I was thinking this morning about Rocky and Bullwinkle. That part in every show where the moose says, "Hey Rocky, watch me pull a rabbit out of my hat." To which the squirrel replies, "Again? That trick never works." Except it does. After a fashion. Bullwinkle does not, in fact produce a rabbit, but he does prestidigitate a bear, a tiger, a rhino and a lion. Like the moose says I guess he doesn't know his own strength.
It is not, as it turns out, pulling rabbits out of hats. But when it comes to making something out of nothing, it turns out that he's pretty amazing. These images are the ones that came to my mind as I reflected on the GameStop peccadillo. By means of introduction, I have never been a big fan of the stock market. I refer to it as "pretend money." During the last four years as the former game show host would honk his joy horn every time the Dow closed at some new record or other, I tried to imagine how this translated to prosperity. Was this an indicator of our nation's wealth, or just a slice off the top? That thin slice that we refer to as "the one percent." These are the folks who are making the money when the market goes this way or that. These are the folks that seem to make money whether or not the market goes up or down. They make money when jobs are created. They make money when jobs are eliminated. When jobs are eliminated, the people who had those jobs no longer make money. But that one percent? Somehow they just keep making money.

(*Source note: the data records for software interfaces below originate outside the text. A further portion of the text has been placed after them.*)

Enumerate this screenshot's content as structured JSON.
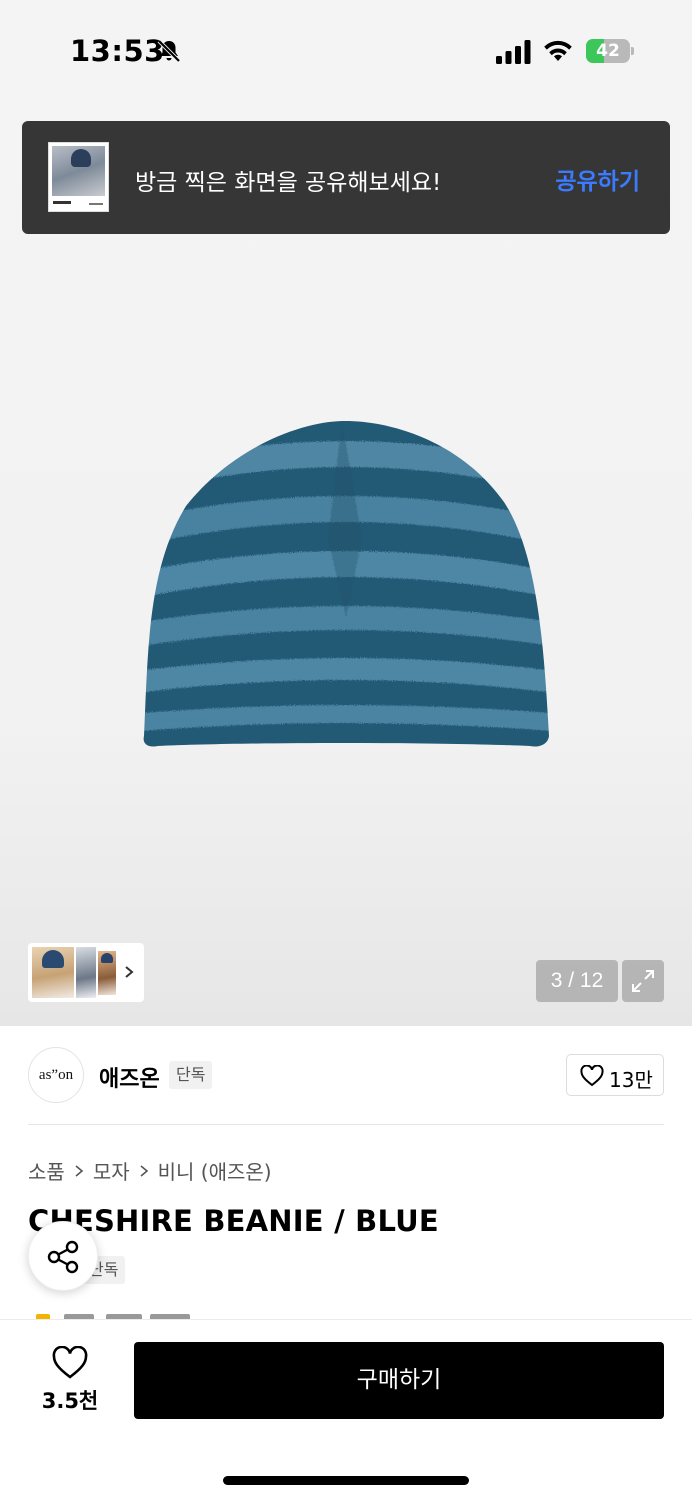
{
  "status_bar": {
    "time": "13:53",
    "battery": "42",
    "battery_level": 0.42
  },
  "share_banner": {
    "message": "방금 찍은 화면을 공유해보세요!",
    "action": "공유하기"
  },
  "gallery": {
    "counter": "3 / 12",
    "thumbnail_count": 3
  },
  "brand": {
    "logo_text": "as”on",
    "name": "애즈온",
    "badge": "단독",
    "likes": "13만"
  },
  "breadcrumb": {
    "items": [
      "소품",
      "모자",
      "비니 (애즈온)"
    ]
  },
  "product": {
    "title": "CHESHIRE BEANIE / BLUE",
    "badge": "단독"
  },
  "bottom_bar": {
    "wish_count": "3.5천",
    "buy_label": "구매하기"
  },
  "icons": [
    "bell-muted-icon",
    "signal-icon",
    "wifi-icon",
    "battery-icon",
    "chevron-right-icon",
    "expand-icon",
    "heart-icon",
    "share-icon"
  ],
  "colors": {
    "banner_bg": "#363636",
    "banner_action": "#3b7bff",
    "buy_button": "#000000",
    "battery_fill": "#3dc75a"
  }
}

Hedge fund manager. That's the job everyone wants. I looked it up on Investopedia. It says, "Managing a hedge fund can be an attractive career option because of its potential to be extremely lucrative." Which leads to the logical question, "What's a hedge fund?" Would you believe that it has nothing to do with gardening? It's got everything to do with making money. It's investing.
Making something out of nothing. It's magic. And until very recently, it was only a select few who got the something, and the nothing wasn't really that: nothing. The nothing was all about speculation. Will this company do better next year or worse? It makes sense to think that a company like GameStop, which deals in new and used video games would make less money this year because so many people have stopped going to the malls where their stores used to be. The ones that have closed because of the pandemic, and the ones that have closed because so many video game companies have stopped selling discs in boxes and gone to online digital sales. You might speculate that this company would experience a downturn. Which would make a good investment opportunity, if you wanted to pick up some stock cheap.
Which is what a bunch of folks out there on Al Gore's Internet decided to do. Kind of like a prank. Or maybe out of a sense of nostalgia for the way things used to be. These once and future gamers now have access to online trading apps that allow them to buy and sell stocks just like the big boys. That's how these apps were marketed to them, anyway. So all of a sudden, this GameStop prank turns into a real mess for the big boys. Hedge funds start getting affected. The truckloads of money headed to the mansions of the one percent are a little lighter.
Panic set in. And then those little rascals decided they wanted to rescue movie theaters, so they started snapping up stock for AMC. And way up high in those distant towers, money that should have been trucked into their vaults was finding its way into the pockets of these - well - nerds. Everybody knows nerds don't make that kind of money.
But they did. Which is why word came down that they needed to stop all that. It wasn't their place. Suddenly, there was no more GameStop stock to buy or sell. Or AMC. There would be no radical redistribution of wealth. There would be no magic. Not in the stock market.
But for just a moment there, they pulled a rabbit out of a hat. A pretty good trick.